- Discomfort or pain: If the bridge causes discomfort, pain, or irritation in the mouth, it can be a sign that the bridge is not fitting properly or that it has become worn or damaged over time.
- Loose or moving bridge: If the bridge feels loose or wobbly, it can be a sign that the bridge is no longer securely attached to the natural teeth or implants, and it may be at risk of falling out.
- Difficulty biting or chewing: If the bridge alters the patient’s bite or causes problems with chewing or speaking, it can be a sign that the bridge is no longer properly aligned or that it has become damaged.
- Gum disease: Gum disease can affect the natural teeth supporting the bridge and cause them to weaken and deteriorate. If the bridge becomes loose or unstable due to gum disease, it may need to be replaced.
- Discoloration: Staining of the bridge can occur over time, especially if it is made from materials like resin or acrylic. Discoloration may indicate that the bridge is aging and needs to be replaced.
If a patient experiences any of these signs, they should consult with their dentist to determine if the bridge needs to be replaced. Replacing a bridge in a timely manner can help prevent further damage and ensure optimal oral health.
Can a dental bridge be removed and recemented?
The cement used to attach conventional dental bridges to the neighboring teeth is extremely durable and strong, which makes it difficult to remove it without the risk of damaging the surrounding teeth.
However, there are a few circumstances in which the entire dental bridge can be removed and possibly recemented.
- If the bridge becomes loose, is causing discomfort, or has sustained minor damage, it may be possible for a dentist to repair and reattach it.
- If the bridge has become severely damaged or the supporting teeth have decayed, it may not be possible to salvage it. In these cases, the bridge may need to be removed permanently and replaced with a new restoration, such as a dental implant or a new bridge.
Patients should always consult with a dental professional if they experience any issues with their dental bridge. Our team of dentists at Kootenai Dental Group are up-to-date with the latest techniques and technologies to provide optimal dental care in Coeur d’Alene, ID, as well as ensure the best outcomes for our patients.

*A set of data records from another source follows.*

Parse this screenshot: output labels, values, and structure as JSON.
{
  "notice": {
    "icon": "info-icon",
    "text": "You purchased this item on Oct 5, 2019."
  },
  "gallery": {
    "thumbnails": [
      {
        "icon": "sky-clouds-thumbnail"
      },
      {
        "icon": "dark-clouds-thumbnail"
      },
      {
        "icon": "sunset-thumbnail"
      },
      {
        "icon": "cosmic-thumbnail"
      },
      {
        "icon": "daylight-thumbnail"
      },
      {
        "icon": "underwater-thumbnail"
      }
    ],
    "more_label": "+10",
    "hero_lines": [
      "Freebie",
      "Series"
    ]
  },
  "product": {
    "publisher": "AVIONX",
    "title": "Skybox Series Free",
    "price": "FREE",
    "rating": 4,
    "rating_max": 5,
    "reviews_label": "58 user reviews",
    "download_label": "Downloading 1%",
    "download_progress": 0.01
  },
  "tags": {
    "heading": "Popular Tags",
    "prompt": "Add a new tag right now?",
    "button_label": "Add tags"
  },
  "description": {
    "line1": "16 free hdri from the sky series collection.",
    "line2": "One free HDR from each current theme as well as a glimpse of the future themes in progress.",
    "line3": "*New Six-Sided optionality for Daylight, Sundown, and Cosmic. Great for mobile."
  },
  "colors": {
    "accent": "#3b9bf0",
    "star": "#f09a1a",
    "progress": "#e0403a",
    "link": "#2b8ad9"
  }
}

We will be happy to answer any questions you may have about dental bridges and other tooth replacement options.
Call 208-762-8750 today for your free consultation today!